▶ **Required action**: Give back the full listing exactly, setting the pictures aside.

▶ **Extracted information**:
>>>>

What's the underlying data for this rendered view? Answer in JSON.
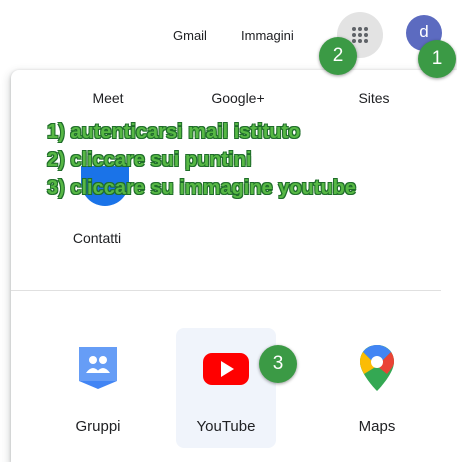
{
  "header": {
    "gmail": "Gmail",
    "images": "Immagini",
    "avatar_initial": "d",
    "apps_icon": "apps-grid-icon"
  },
  "badges": [
    "1",
    "2",
    "3"
  ],
  "apps_panel": {
    "row1": [
      "Meet",
      "Google+",
      "Sites"
    ],
    "contacts": "Contatti",
    "bottom_apps": [
      {
        "label": "Gruppi",
        "icon": "groups-icon"
      },
      {
        "label": "YouTube",
        "icon": "youtube-icon"
      },
      {
        "label": "Maps",
        "icon": "maps-pin-icon"
      }
    ]
  },
  "instructions": [
    "1) autenticarsi mail istituto",
    "2) cliccare sui puntini",
    "3) cliccare su immagine youtube"
  ],
  "colors": {
    "annotation_green": "#3b9a45",
    "avatar": "#5c6bc0",
    "youtube_red": "#ff0000"
  }
}
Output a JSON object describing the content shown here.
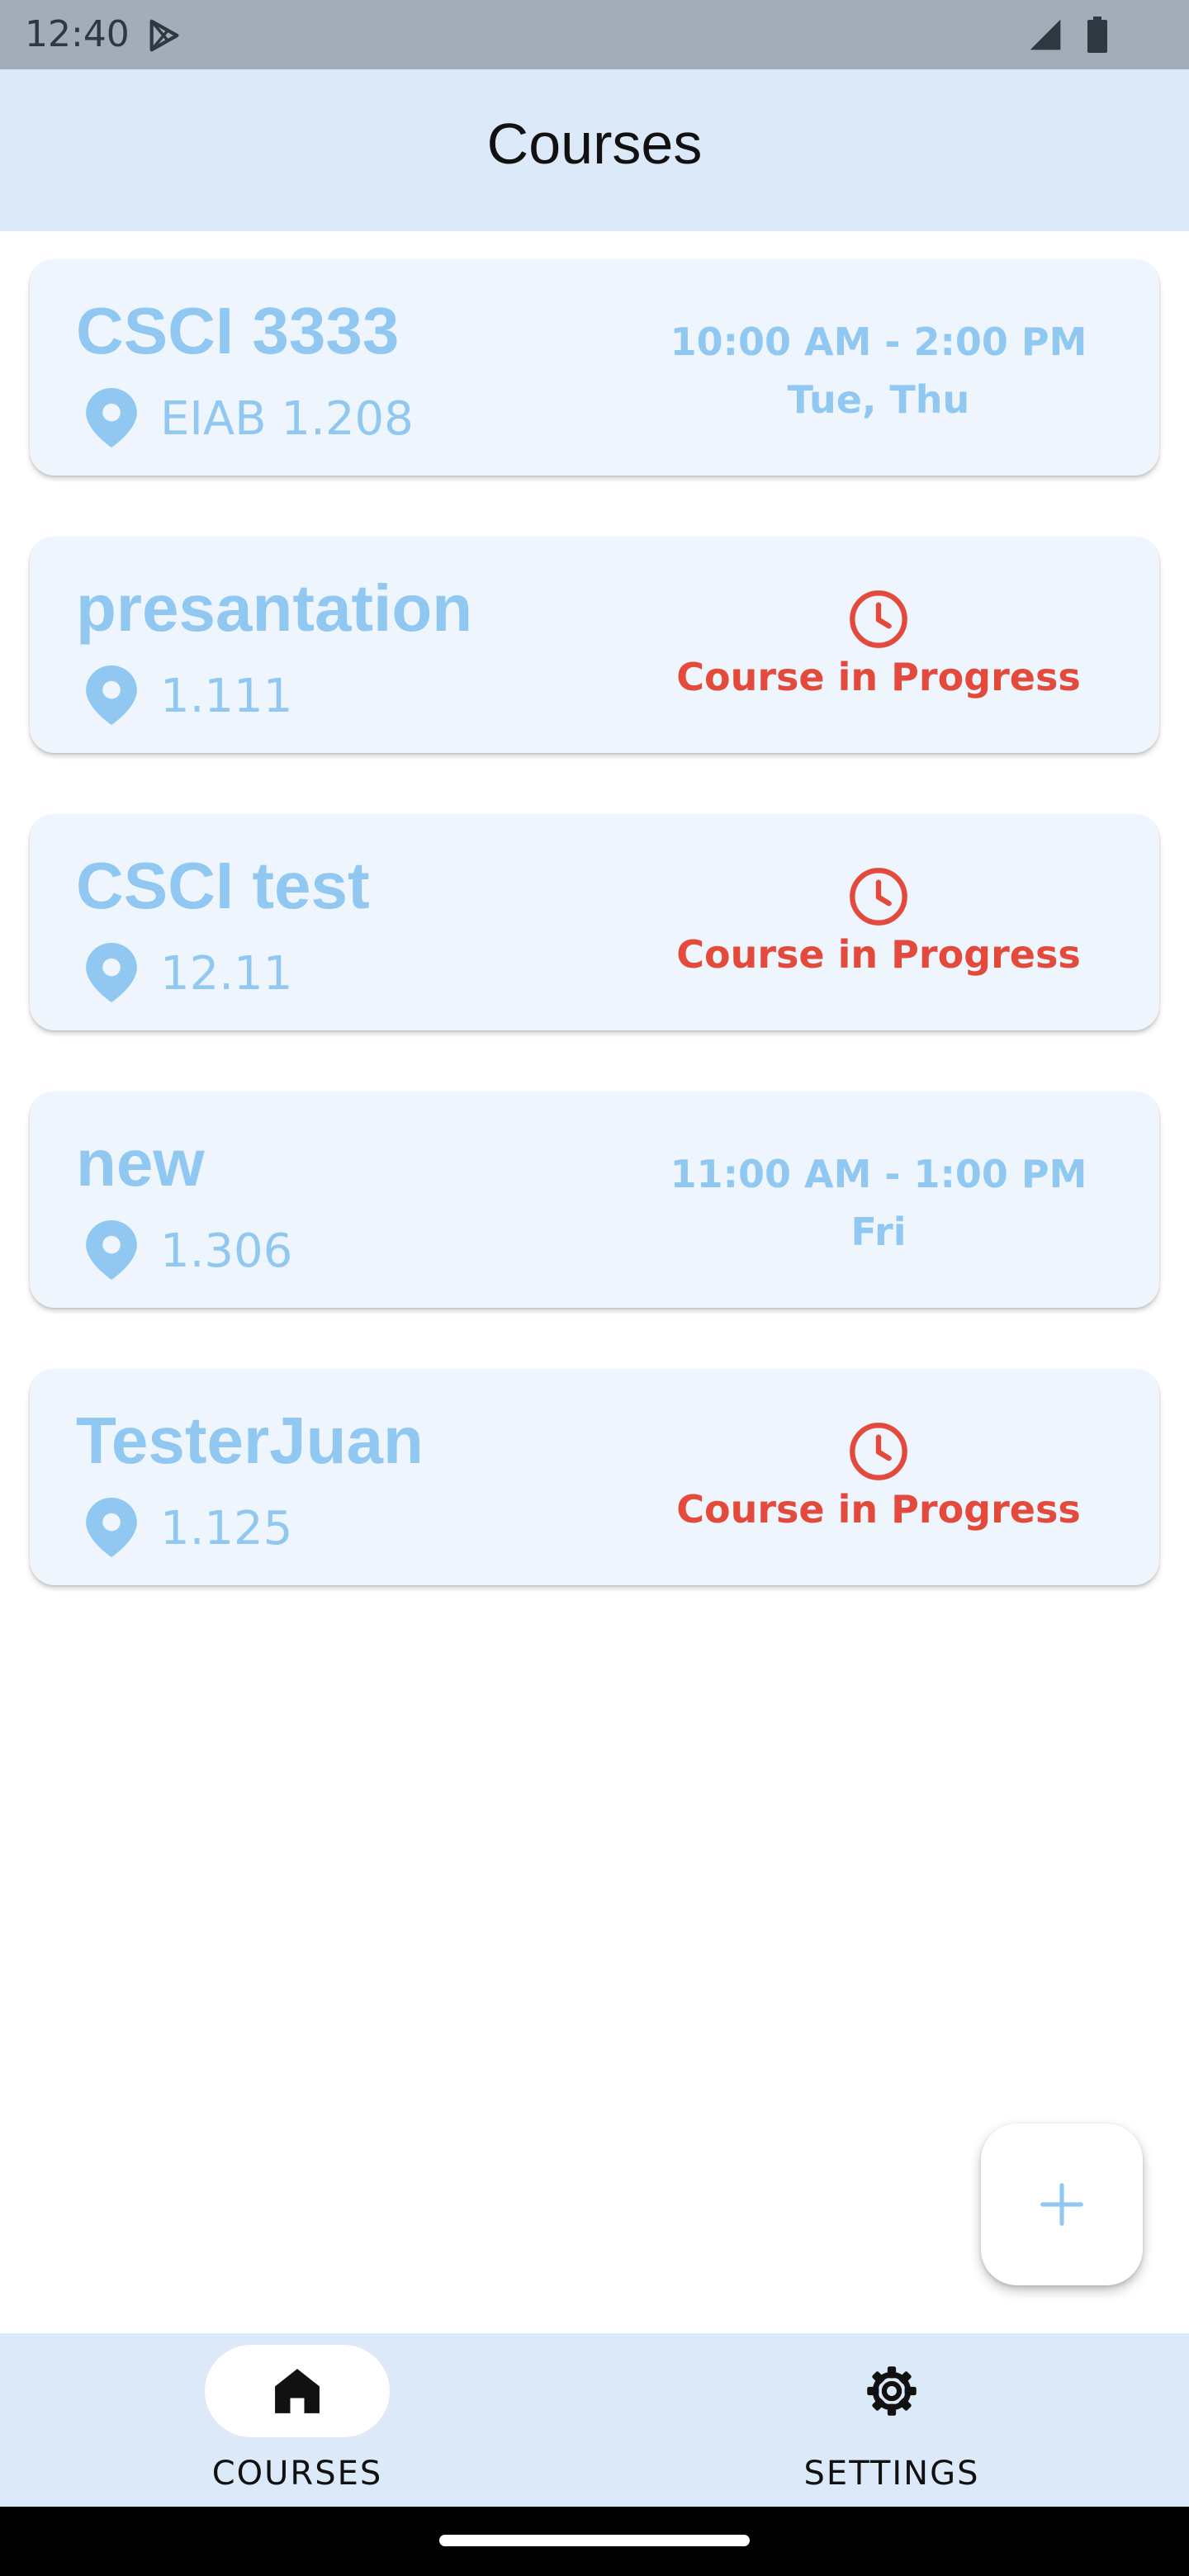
{
  "status_bar": {
    "time": "12:40",
    "icons": [
      "play-store-icon",
      "signal-icon",
      "battery-icon"
    ]
  },
  "app_bar": {
    "title": "Courses"
  },
  "courses": [
    {
      "name": "CSCI 3333",
      "room": "EIAB 1.208",
      "status": "schedule",
      "time_range": "10:00 AM - 2:00 PM",
      "days": "Tue, Thu"
    },
    {
      "name": "presantation",
      "room": "1.111",
      "status": "in-progress",
      "progress_label": "Course in Progress"
    },
    {
      "name": "CSCI test",
      "room": "12.11",
      "status": "in-progress",
      "progress_label": "Course in Progress"
    },
    {
      "name": "new",
      "room": "1.306",
      "status": "schedule",
      "time_range": "11:00 AM - 1:00 PM",
      "days": "Fri"
    },
    {
      "name": "TesterJuan",
      "room": "1.125",
      "status": "in-progress",
      "progress_label": "Course in Progress"
    }
  ],
  "fab": {
    "icon": "plus-icon"
  },
  "bottom_nav": {
    "items": [
      {
        "label": "COURSES",
        "icon": "home-icon",
        "selected": true
      },
      {
        "label": "SETTINGS",
        "icon": "gear-icon",
        "selected": false
      }
    ]
  },
  "colors": {
    "accent": "#90c8f2",
    "in_progress": "#e34a3b",
    "app_bar_bg": "#dbe9f8",
    "card_bg": "#eef5fd"
  }
}
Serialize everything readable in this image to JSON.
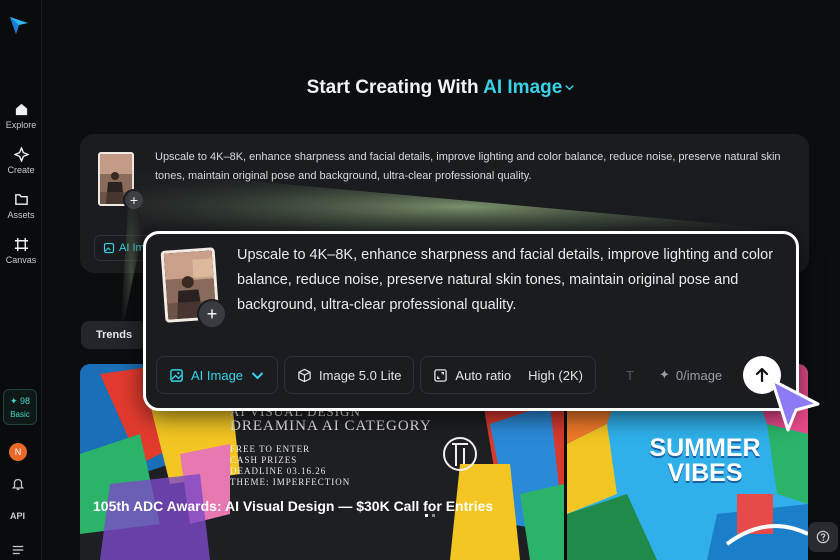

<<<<

▶ **Expected answer**:
What's the underlying data for this rendered view? Answer in JSON.
{
  "header": {
    "gmail": "Gmail",
    "images": "Immagini",
    "avatar_initial": "d",
    "apps_icon": "apps-grid-icon"
  },
  "badges": [
    "1",
    "2",
    "3"
  ],
  "apps_panel": {
    "row1": [
      "Meet",
      "Google+",
      "Sites"
    ],
    "contacts": "Contatti",
    "bottom_apps": [
      {
        "label": "Gruppi",
        "icon": "groups-icon"
      },
      {
        "label": "YouTube",
        "icon": "youtube-icon"
      },
      {
        "label": "Maps",
        "icon": "maps-pin-icon"
      }
    ]
  },
  "instructions": [
    "1) autenticarsi mail istituto",
    "2) cliccare sui puntini",
    "3) cliccare su immagine youtube"
  ],
  "colors": {
    "annotation_green": "#3b9a45",
    "avatar": "#5c6bc0",
    "youtube_red": "#ff0000"
  }
}
Output a JSON object describing the content shown here.
{
  "status_bar": {
    "time": "12:40",
    "icons": [
      "play-store-icon",
      "signal-icon",
      "battery-icon"
    ]
  },
  "app_bar": {
    "title": "Courses"
  },
  "courses": [
    {
      "name": "CSCI 3333",
      "room": "EIAB 1.208",
      "status": "schedule",
      "time_range": "10:00 AM - 2:00 PM",
      "days": "Tue, Thu"
    },
    {
      "name": "presantation",
      "room": "1.111",
      "status": "in-progress",
      "progress_label": "Course in Progress"
    },
    {
      "name": "CSCI test",
      "room": "12.11",
      "status": "in-progress",
      "progress_label": "Course in Progress"
    },
    {
      "name": "new",
      "room": "1.306",
      "status": "schedule",
      "time_range": "11:00 AM - 1:00 PM",
      "days": "Fri"
    },
    {
      "name": "TesterJuan",
      "room": "1.125",
      "status": "in-progress",
      "progress_label": "Course in Progress"
    }
  ],
  "fab": {
    "icon": "plus-icon"
  },
  "bottom_nav": {
    "items": [
      {
        "label": "COURSES",
        "icon": "home-icon",
        "selected": true
      },
      {
        "label": "SETTINGS",
        "icon": "gear-icon",
        "selected": false
      }
    ]
  },
  "colors": {
    "accent": "#90c8f2",
    "in_progress": "#e34a3b",
    "app_bar_bg": "#dbe9f8",
    "card_bg": "#eef5fd"
  }
}
Serialize everything readable in this image to JSON.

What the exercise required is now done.